More Fourth-Quarter Heroics
For the second time this season, Dartmouth rallied from a double-digit deficit at the start of the fourth quarter to earn the victory. The most recent instance was the 17-13 win at Cornell as the Big Green scored two touchdowns in the final stanza to overcome the Big Red’s 13-3 lead. Back in the season opener, Dartmouth tallied 15 points to come back from a 21-7 deficit against 22nd-ranked New Hampshire for a one-point triumph. The fourth quarter has belonged to Dartmouth this year, outscoring their opponents in the stanza, 57-9. Prior to those two wins, Buddy Teevens had guided the Green to just two other fourth-quarter, double-digit comebacks: Cornell in 2009 (10 points) and Brown in 2006 (10).

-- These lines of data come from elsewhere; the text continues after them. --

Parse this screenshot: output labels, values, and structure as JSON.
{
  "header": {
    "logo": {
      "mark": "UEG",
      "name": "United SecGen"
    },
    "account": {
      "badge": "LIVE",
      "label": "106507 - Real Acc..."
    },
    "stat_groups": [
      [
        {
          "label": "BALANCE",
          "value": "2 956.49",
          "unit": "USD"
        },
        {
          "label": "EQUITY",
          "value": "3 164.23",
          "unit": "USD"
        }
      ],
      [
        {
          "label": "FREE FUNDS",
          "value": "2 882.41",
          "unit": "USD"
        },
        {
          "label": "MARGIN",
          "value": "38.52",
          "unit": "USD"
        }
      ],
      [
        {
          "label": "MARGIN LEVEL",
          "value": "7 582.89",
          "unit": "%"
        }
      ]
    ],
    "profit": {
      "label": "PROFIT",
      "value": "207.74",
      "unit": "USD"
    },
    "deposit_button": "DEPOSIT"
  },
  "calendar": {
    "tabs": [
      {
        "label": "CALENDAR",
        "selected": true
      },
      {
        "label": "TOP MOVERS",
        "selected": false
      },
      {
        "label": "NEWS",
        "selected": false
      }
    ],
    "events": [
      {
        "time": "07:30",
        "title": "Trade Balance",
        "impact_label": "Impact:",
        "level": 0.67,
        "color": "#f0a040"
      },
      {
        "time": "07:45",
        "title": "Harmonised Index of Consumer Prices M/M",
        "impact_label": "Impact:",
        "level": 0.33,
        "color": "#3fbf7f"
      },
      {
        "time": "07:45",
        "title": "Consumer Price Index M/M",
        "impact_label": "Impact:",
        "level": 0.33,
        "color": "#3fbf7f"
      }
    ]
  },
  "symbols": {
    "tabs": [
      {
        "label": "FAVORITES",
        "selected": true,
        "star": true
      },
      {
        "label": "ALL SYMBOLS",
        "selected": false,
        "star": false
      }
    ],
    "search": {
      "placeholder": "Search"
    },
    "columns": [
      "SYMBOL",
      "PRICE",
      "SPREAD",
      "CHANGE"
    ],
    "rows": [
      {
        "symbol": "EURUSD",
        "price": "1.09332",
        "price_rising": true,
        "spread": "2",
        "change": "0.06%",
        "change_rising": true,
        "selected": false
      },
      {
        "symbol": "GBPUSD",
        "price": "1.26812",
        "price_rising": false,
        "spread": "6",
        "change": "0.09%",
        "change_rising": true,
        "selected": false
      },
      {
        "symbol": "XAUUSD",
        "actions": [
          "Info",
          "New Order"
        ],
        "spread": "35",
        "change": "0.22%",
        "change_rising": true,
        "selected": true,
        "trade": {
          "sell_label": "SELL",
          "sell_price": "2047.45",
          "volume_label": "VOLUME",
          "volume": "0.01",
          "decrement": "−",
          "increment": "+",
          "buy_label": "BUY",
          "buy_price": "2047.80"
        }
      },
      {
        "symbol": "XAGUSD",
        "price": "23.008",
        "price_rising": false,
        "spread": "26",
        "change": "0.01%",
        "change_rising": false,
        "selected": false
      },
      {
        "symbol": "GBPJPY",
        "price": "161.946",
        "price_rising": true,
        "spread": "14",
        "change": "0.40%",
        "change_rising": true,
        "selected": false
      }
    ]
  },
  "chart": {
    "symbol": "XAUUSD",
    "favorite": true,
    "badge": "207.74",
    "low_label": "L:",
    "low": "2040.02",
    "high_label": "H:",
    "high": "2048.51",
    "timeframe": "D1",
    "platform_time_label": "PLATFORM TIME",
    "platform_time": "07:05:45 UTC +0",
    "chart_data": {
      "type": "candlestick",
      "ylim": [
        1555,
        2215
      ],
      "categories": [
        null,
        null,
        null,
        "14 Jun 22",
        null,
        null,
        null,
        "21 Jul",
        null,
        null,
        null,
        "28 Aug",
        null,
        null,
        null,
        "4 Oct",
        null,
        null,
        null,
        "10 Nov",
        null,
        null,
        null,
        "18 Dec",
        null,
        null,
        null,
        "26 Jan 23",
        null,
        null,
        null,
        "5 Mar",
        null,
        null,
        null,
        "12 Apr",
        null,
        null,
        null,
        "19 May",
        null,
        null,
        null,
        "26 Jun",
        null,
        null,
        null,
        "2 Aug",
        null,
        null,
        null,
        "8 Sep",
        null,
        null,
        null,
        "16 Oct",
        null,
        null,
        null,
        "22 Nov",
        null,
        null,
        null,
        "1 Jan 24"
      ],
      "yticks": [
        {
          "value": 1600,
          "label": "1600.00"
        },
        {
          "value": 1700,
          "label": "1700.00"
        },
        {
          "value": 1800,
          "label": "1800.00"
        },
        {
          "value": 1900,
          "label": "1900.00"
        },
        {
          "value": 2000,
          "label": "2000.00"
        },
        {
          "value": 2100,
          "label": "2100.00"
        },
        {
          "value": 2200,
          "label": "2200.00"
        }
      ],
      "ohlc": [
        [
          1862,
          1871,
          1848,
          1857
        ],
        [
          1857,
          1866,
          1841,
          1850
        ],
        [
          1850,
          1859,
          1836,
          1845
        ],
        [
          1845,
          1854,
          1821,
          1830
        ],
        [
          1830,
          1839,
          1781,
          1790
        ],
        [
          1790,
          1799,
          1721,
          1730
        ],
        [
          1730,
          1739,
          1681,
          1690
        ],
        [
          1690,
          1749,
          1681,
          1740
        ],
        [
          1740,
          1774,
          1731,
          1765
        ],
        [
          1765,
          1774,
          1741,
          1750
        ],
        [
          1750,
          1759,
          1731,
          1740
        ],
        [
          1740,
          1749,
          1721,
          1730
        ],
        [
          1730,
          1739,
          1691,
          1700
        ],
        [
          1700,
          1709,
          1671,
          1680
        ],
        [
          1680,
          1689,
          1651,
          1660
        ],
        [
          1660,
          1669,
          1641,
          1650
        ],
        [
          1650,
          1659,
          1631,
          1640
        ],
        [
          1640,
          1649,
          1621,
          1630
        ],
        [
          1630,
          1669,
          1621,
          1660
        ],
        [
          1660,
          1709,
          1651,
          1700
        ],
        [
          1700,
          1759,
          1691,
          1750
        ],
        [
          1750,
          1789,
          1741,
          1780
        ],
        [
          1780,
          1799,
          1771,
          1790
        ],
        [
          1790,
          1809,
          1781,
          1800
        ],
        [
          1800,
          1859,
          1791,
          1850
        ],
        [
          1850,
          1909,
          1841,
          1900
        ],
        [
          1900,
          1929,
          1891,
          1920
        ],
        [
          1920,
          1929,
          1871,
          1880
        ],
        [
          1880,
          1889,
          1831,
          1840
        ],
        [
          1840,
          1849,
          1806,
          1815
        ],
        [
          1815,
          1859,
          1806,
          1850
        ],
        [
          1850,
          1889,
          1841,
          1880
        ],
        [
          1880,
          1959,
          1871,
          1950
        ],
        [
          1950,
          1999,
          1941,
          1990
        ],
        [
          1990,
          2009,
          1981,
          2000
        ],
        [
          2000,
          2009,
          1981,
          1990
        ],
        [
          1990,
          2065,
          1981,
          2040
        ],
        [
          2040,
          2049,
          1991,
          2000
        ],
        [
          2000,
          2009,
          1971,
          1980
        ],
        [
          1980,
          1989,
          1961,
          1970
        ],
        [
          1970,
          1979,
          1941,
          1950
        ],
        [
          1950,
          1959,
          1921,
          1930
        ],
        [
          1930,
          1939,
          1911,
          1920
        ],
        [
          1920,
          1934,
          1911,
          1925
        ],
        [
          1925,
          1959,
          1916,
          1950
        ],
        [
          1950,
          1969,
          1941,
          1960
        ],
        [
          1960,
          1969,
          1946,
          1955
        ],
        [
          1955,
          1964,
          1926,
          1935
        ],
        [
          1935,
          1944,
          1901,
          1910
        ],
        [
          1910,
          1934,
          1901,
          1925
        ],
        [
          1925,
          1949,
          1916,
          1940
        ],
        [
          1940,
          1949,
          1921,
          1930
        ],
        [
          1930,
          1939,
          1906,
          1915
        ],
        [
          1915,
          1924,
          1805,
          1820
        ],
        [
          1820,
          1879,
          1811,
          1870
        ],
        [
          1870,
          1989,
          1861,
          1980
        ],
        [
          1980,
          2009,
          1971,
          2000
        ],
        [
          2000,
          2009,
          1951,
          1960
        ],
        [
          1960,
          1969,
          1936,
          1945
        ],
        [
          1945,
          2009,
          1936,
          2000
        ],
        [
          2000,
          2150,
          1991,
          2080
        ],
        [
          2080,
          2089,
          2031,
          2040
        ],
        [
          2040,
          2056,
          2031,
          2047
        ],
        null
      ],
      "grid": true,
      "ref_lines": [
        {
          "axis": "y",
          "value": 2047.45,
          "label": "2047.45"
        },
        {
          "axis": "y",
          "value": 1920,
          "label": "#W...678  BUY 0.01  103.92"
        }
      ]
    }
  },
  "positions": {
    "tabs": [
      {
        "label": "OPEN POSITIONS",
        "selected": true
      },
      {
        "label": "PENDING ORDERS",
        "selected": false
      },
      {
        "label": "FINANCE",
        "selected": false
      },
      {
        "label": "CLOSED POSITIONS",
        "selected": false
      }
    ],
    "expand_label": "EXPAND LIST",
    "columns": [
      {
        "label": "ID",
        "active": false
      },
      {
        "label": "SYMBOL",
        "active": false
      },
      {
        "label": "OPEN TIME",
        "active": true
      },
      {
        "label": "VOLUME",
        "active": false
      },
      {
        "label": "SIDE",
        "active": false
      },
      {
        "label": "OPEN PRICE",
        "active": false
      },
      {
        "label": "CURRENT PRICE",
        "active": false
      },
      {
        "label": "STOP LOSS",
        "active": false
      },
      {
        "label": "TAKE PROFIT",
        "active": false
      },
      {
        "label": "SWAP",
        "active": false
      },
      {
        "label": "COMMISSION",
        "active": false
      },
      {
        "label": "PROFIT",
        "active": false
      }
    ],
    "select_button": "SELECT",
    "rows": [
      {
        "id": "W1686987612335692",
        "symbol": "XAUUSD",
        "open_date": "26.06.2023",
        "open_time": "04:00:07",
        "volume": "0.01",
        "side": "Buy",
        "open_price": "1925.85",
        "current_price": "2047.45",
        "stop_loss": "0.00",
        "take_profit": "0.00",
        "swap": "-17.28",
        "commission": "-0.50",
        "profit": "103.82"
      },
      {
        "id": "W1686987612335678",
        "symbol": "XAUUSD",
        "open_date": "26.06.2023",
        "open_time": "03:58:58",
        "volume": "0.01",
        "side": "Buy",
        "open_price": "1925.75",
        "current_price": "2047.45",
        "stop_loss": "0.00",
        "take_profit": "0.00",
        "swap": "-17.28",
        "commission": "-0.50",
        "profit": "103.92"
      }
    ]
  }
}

Nailbiters in Vogue
Each of Dartmouth’s last five games have been decided by single digits, a streak matched or surpassed in just seven other seasons — 1919 (5), 1933 (5), 1955 (5), 1977 (6), 2002 (7), 2010 (5) and 2013 (5). This year’s combined difference of 19 points over the five-game span is the lowest five-game stretch in Dartmouth history, save that five-game streak in 1919 (17 points). And the 11 points that have decided the last four contests is the second-lowest total for a four-game stretch; only the 1916 squad had four closer games consecutively (9 points).

Heneghan in Top 10
Jack Heneghan moved into Dartmouth’s single-season top-10 lists for both passing yards and total yards with his strong performance at Cornell on Nov. 5. His 226 yards through the air pushed his season total to 1,971, and with 29 more against Brown will become the ninth Big Green QB to throw for 2,000 in a season. He also showed up on the total offense chart, currently in 10th with 2,158 yards to his name.

Go-To Receiver Emerging in Hagdorn
For most of the season, no one receiver has been the primary target for QB Jack Heneghan. But for the third straight week, freshman WR Hunter Hagdorn has led the receiving corps in yardage. Against Cornell, the rookie snared five passes for 69 yards with a game-long of 26 yards on one catch. His 11 receptions for 118 yards versus Harvard are both season highs for anyone on the team. And at Columbia, Hagdorn produced the longest TD catch in four years at 65 yards. For the season, he leads the Big Green with 37 catches for 489 yards, the latter tying the Dartmouth freshman record set by Jay Barnard ’04. He needs four more receptions to surpass Barnard for that first-year mark, too.

What Have You Done F-Orimolade-ly?
Playing a little Mad Gab here, and while it might be a stretch, I will continue to use it. Anyway, LB Folarin Orimolade was named a preseason second-team All-American by STATS, and he certainly is living up to the billing. The senior leads the Ivy League lead in sacks (8.0) and fumbles forced (4), plus ranks second in tackles for a loss (12.5) after eight games, while his 63 tackles lead the team.